● TRY IT
Here the job is to repeat the listing exactly, but not the pictures in it.
──────────
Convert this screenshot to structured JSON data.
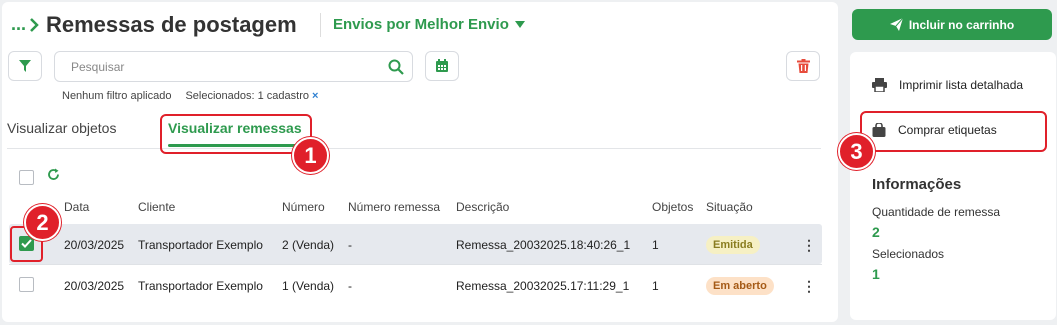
{
  "header": {
    "breadcrumb": "...",
    "title": "Remessas de postagem",
    "dropdown_label": "Envios por Melhor Envio"
  },
  "search": {
    "placeholder": "Pesquisar"
  },
  "filter_info": {
    "no_filter": "Nenhum filtro aplicado",
    "selected": "Selecionados: 1 cadastro",
    "clear": "×"
  },
  "tabs": [
    {
      "label": "Visualizar objetos"
    },
    {
      "label": "Visualizar remessas"
    }
  ],
  "table": {
    "columns": [
      "Data",
      "Cliente",
      "Número",
      "Número remessa",
      "Descrição",
      "Objetos",
      "Situação"
    ],
    "rows": [
      {
        "checked": true,
        "data": "20/03/2025",
        "cliente": "Transportador Exemplo",
        "numero": "2 (Venda)",
        "numero_remessa": "-",
        "descricao": "Remessa_20032025.18:40:26_1",
        "objetos": "1",
        "situacao": "Emitida"
      },
      {
        "checked": false,
        "data": "20/03/2025",
        "cliente": "Transportador Exemplo",
        "numero": "1 (Venda)",
        "numero_remessa": "-",
        "descricao": "Remessa_20032025.17:11:29_1",
        "objetos": "1",
        "situacao": "Em aberto"
      }
    ]
  },
  "sidebar": {
    "add_button": "Incluir no carrinho",
    "menu": [
      {
        "label": "Imprimir lista detalhada",
        "icon": "printer-icon"
      },
      {
        "label": "Comprar etiquetas",
        "icon": "bag-icon"
      }
    ],
    "info_title": "Informações",
    "info": [
      {
        "label": "Quantidade de remessa",
        "value": "2"
      },
      {
        "label": "Selecionados",
        "value": "1"
      }
    ]
  },
  "annotations": [
    "1",
    "2",
    "3"
  ],
  "colors": {
    "accent": "#2e9a4e",
    "annotation": "#e0202a",
    "delete": "#e74c3c"
  }
}
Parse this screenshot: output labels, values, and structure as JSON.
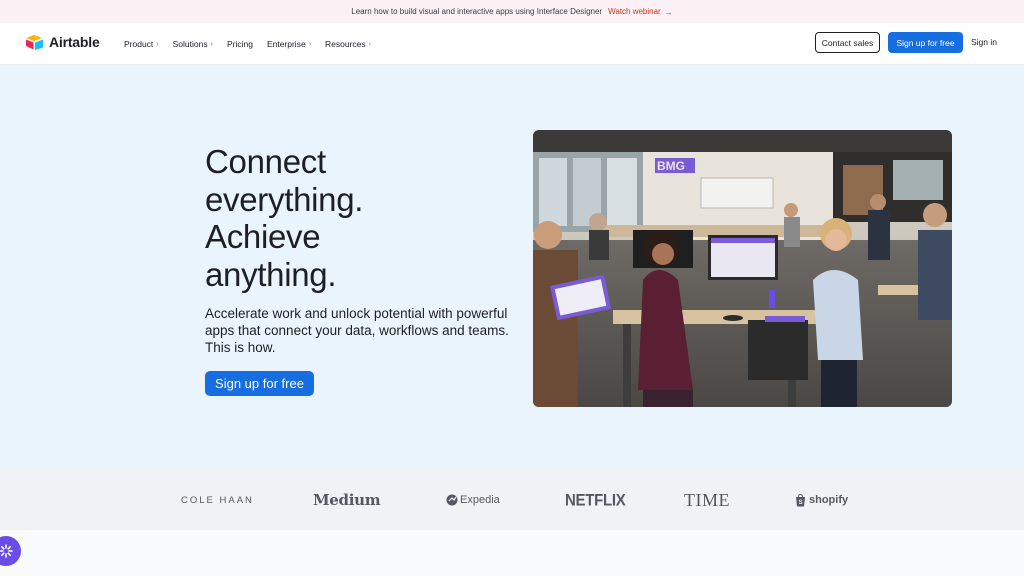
{
  "announcement": {
    "text": "Learn how to build visual and interactive apps using Interface Designer",
    "link_label": "Watch webinar",
    "arrow": "→"
  },
  "nav": {
    "logo_text": "Airtable",
    "logo_icon": "airtable-logo-icon",
    "links": [
      {
        "label": "Product",
        "has_chevron": true
      },
      {
        "label": "Solutions",
        "has_chevron": true
      },
      {
        "label": "Pricing",
        "has_chevron": false
      },
      {
        "label": "Enterprise",
        "has_chevron": true
      },
      {
        "label": "Resources",
        "has_chevron": true
      }
    ],
    "chevron": "›",
    "contact_sales": "Contact sales",
    "sign_up": "Sign up for free",
    "sign_in": "Sign in"
  },
  "hero": {
    "headline_lines": [
      "Connect",
      "everything.",
      "Achieve",
      "anything."
    ],
    "subheadline": "Accelerate work and unlock potential with powerful apps that connect your data, workflows and teams. This is how.",
    "cta": "Sign up for free",
    "photo_sign": "BMG"
  },
  "logos": {
    "brands": [
      "COLE HAAN",
      "Medium",
      "Expedia",
      "NETFLIX",
      "TIME",
      "shopify"
    ]
  },
  "colors": {
    "accent": "#166ee1",
    "hero_bg": "#eaf4fd",
    "announce_bg": "#fbf1f5",
    "logos_bg": "#f1f2f5",
    "fab": "#6b4ce6"
  },
  "fab_icon": "settings-burst-icon"
}
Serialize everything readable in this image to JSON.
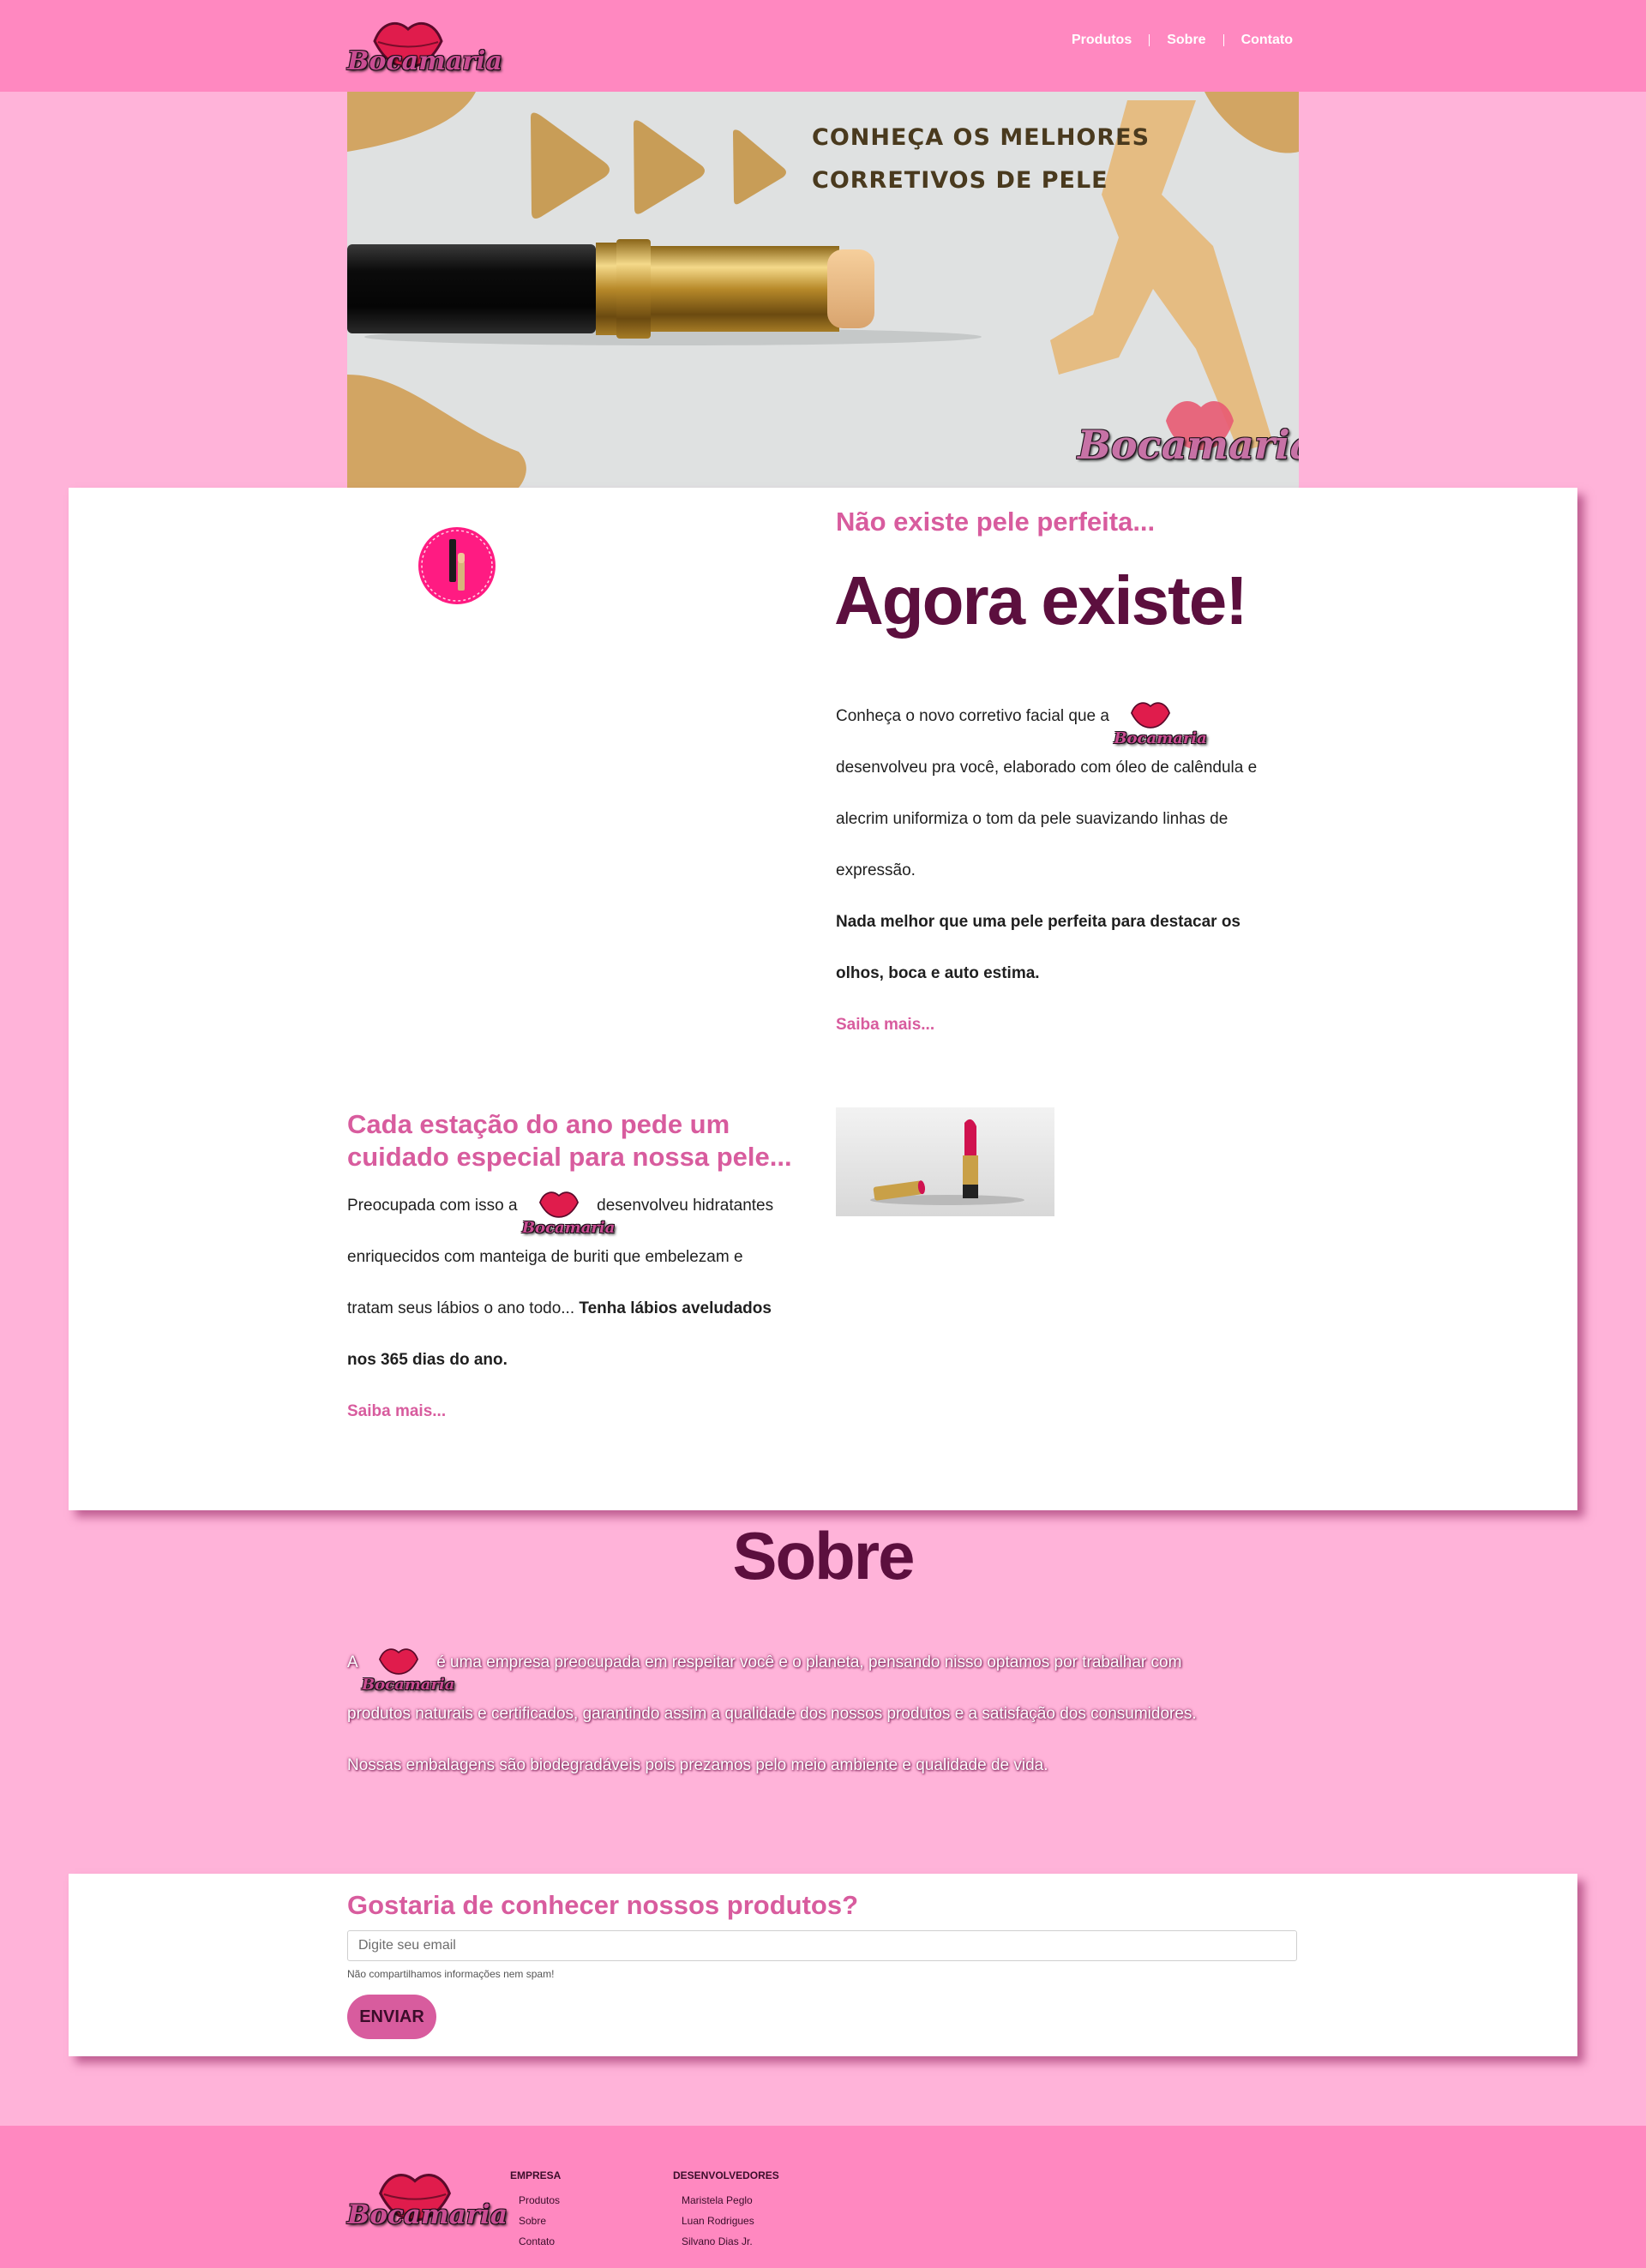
{
  "header": {
    "logo_text": "Bocamaria",
    "nav": [
      "Produtos",
      "Sobre",
      "Contato"
    ]
  },
  "banner": {
    "line1": "CONHEÇA OS MELHORES",
    "line2": "CORRETIVOS DE PELE",
    "logo_text": "Bocamaria"
  },
  "intro": {
    "subtitle": "Não existe pele perfeita...",
    "title": "Agora existe!",
    "text_before_logo": "Conheça o novo corretivo facial que a",
    "logo_text": "Bocamaria",
    "lines": [
      "desenvolveu pra você, elaborado com óleo de calêndula e",
      "alecrim uniformiza o tom da pele suavizando linhas de",
      "expressão."
    ],
    "bold_lines": [
      "Nada melhor que uma pele perfeita para destacar os",
      "olhos, boca e auto estima."
    ],
    "more": "Saiba mais..."
  },
  "lips": {
    "title_line1": "Cada estação do ano pede um",
    "title_line2": "cuidado especial para nossa pele...",
    "text_before_logo": "Preocupada com isso a",
    "logo_text": "Bocamaria",
    "text_after_logo": "desenvolveu hidratantes",
    "line2": "enriquecidos com manteiga de buriti que embelezam e",
    "line3_plain": "tratam seus lábios o ano todo...",
    "line3_bold": "Tenha lábios aveludados",
    "line4_bold": "nos 365 dias do ano.",
    "more": "Saiba mais..."
  },
  "about": {
    "title": "Sobre",
    "prefix": "A",
    "logo_text": "Bocamaria",
    "line1": "é uma empresa preocupada em respeitar você e o planeta, pensando nisso optamos por trabalhar com",
    "line2": "produtos naturais e certificados, garantindo assim a qualidade dos nossos produtos e a satisfação dos consumidores.",
    "line3": "Nossas embalagens são biodegradáveis pois prezamos pelo meio ambiente e qualidade de vida."
  },
  "newsletter": {
    "title": "Gostaria de conhecer nossos produtos?",
    "placeholder": "Digite seu email",
    "note": "Não compartilhamos informações nem spam!",
    "button": "ENVIAR"
  },
  "footer": {
    "logo_text": "Bocamaria",
    "company_title": "EMPRESA",
    "company_links": [
      "Produtos",
      "Sobre",
      "Contato"
    ],
    "dev_title": "DESENVOLVEDORES",
    "devs": [
      "Maristela Peglo",
      "Luan Rodrigues",
      "Silvano Dias Jr."
    ]
  },
  "colors": {
    "background": "#ffb3d9",
    "header": "#ff88c0",
    "accent": "#d85c9e",
    "dark": "#5c0f3e"
  }
}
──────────
● ANSWER TO THIS EXERCISE
Convert this screenshot to structured JSON data.
{
  "header": {
    "breadcrumb": "...",
    "title": "Remessas de postagem",
    "dropdown_label": "Envios por Melhor Envio"
  },
  "search": {
    "placeholder": "Pesquisar"
  },
  "filter_info": {
    "no_filter": "Nenhum filtro aplicado",
    "selected": "Selecionados: 1 cadastro",
    "clear": "×"
  },
  "tabs": [
    {
      "label": "Visualizar objetos"
    },
    {
      "label": "Visualizar remessas"
    }
  ],
  "table": {
    "columns": [
      "Data",
      "Cliente",
      "Número",
      "Número remessa",
      "Descrição",
      "Objetos",
      "Situação"
    ],
    "rows": [
      {
        "checked": true,
        "data": "20/03/2025",
        "cliente": "Transportador Exemplo",
        "numero": "2 (Venda)",
        "numero_remessa": "-",
        "descricao": "Remessa_20032025.18:40:26_1",
        "objetos": "1",
        "situacao": "Emitida"
      },
      {
        "checked": false,
        "data": "20/03/2025",
        "cliente": "Transportador Exemplo",
        "numero": "1 (Venda)",
        "numero_remessa": "-",
        "descricao": "Remessa_20032025.17:11:29_1",
        "objetos": "1",
        "situacao": "Em aberto"
      }
    ]
  },
  "sidebar": {
    "add_button": "Incluir no carrinho",
    "menu": [
      {
        "label": "Imprimir lista detalhada",
        "icon": "printer-icon"
      },
      {
        "label": "Comprar etiquetas",
        "icon": "bag-icon"
      }
    ],
    "info_title": "Informações",
    "info": [
      {
        "label": "Quantidade de remessa",
        "value": "2"
      },
      {
        "label": "Selecionados",
        "value": "1"
      }
    ]
  },
  "annotations": [
    "1",
    "2",
    "3"
  ],
  "colors": {
    "accent": "#2e9a4e",
    "annotation": "#e0202a",
    "delete": "#e74c3c"
  }
}
Parse this screenshot: output labels, values, and structure as JSON.
{
  "announcement": {
    "text": "Learn how to build visual and interactive apps using Interface Designer",
    "link_label": "Watch webinar",
    "arrow": "→"
  },
  "nav": {
    "logo_text": "Airtable",
    "logo_icon": "airtable-logo-icon",
    "links": [
      {
        "label": "Product",
        "has_chevron": true
      },
      {
        "label": "Solutions",
        "has_chevron": true
      },
      {
        "label": "Pricing",
        "has_chevron": false
      },
      {
        "label": "Enterprise",
        "has_chevron": true
      },
      {
        "label": "Resources",
        "has_chevron": true
      }
    ],
    "chevron": "›",
    "contact_sales": "Contact sales",
    "sign_up": "Sign up for free",
    "sign_in": "Sign in"
  },
  "hero": {
    "headline_lines": [
      "Connect",
      "everything.",
      "Achieve",
      "anything."
    ],
    "subheadline": "Accelerate work and unlock potential with powerful apps that connect your data, workflows and teams. This is how.",
    "cta": "Sign up for free",
    "photo_sign": "BMG"
  },
  "logos": {
    "brands": [
      "COLE HAAN",
      "Medium",
      "Expedia",
      "NETFLIX",
      "TIME",
      "shopify"
    ]
  },
  "colors": {
    "accent": "#166ee1",
    "hero_bg": "#eaf4fd",
    "announce_bg": "#fbf1f5",
    "logos_bg": "#f1f2f5",
    "fab": "#6b4ce6"
  },
  "fab_icon": "settings-burst-icon"
}
Serialize everything readable in this image to JSON.
{
  "header": {
    "logo_text": "Bocamaria",
    "nav": [
      "Produtos",
      "Sobre",
      "Contato"
    ]
  },
  "banner": {
    "line1": "CONHEÇA OS MELHORES",
    "line2": "CORRETIVOS DE PELE",
    "logo_text": "Bocamaria"
  },
  "intro": {
    "subtitle": "Não existe pele perfeita...",
    "title": "Agora existe!",
    "text_before_logo": "Conheça o novo corretivo facial que a",
    "logo_text": "Bocamaria",
    "lines": [
      "desenvolveu pra você, elaborado com óleo de calêndula e",
      "alecrim uniformiza o tom da pele suavizando linhas de",
      "expressão."
    ],
    "bold_lines": [
      "Nada melhor que uma pele perfeita para destacar os",
      "olhos, boca e auto estima."
    ],
    "more": "Saiba mais..."
  },
  "lips": {
    "title_line1": "Cada estação do ano pede um",
    "title_line2": "cuidado especial para nossa pele...",
    "text_before_logo": "Preocupada com isso a",
    "logo_text": "Bocamaria",
    "text_after_logo": "desenvolveu hidratantes",
    "line2": "enriquecidos com manteiga de buriti que embelezam e",
    "line3_plain": "tratam seus lábios o ano todo...",
    "line3_bold": "Tenha lábios aveludados",
    "line4_bold": "nos 365 dias do ano.",
    "more": "Saiba mais..."
  },
  "about": {
    "title": "Sobre",
    "prefix": "A",
    "logo_text": "Bocamaria",
    "line1": "é uma empresa preocupada em respeitar você e o planeta, pensando nisso optamos por trabalhar com",
    "line2": "produtos naturais e certificados, garantindo assim a qualidade dos nossos produtos e a satisfação dos consumidores.",
    "line3": "Nossas embalagens são biodegradáveis pois prezamos pelo meio ambiente e qualidade de vida."
  },
  "newsletter": {
    "title": "Gostaria de conhecer nossos produtos?",
    "placeholder": "Digite seu email",
    "note": "Não compartilhamos informações nem spam!",
    "button": "ENVIAR"
  },
  "footer": {
    "logo_text": "Bocamaria",
    "company_title": "EMPRESA",
    "company_links": [
      "Produtos",
      "Sobre",
      "Contato"
    ],
    "dev_title": "DESENVOLVEDORES",
    "devs": [
      "Maristela Peglo",
      "Luan Rodrigues",
      "Silvano Dias Jr."
    ]
  },
  "colors": {
    "background": "#ffb3d9",
    "header": "#ff88c0",
    "accent": "#d85c9e",
    "dark": "#5c0f3e"
  }
}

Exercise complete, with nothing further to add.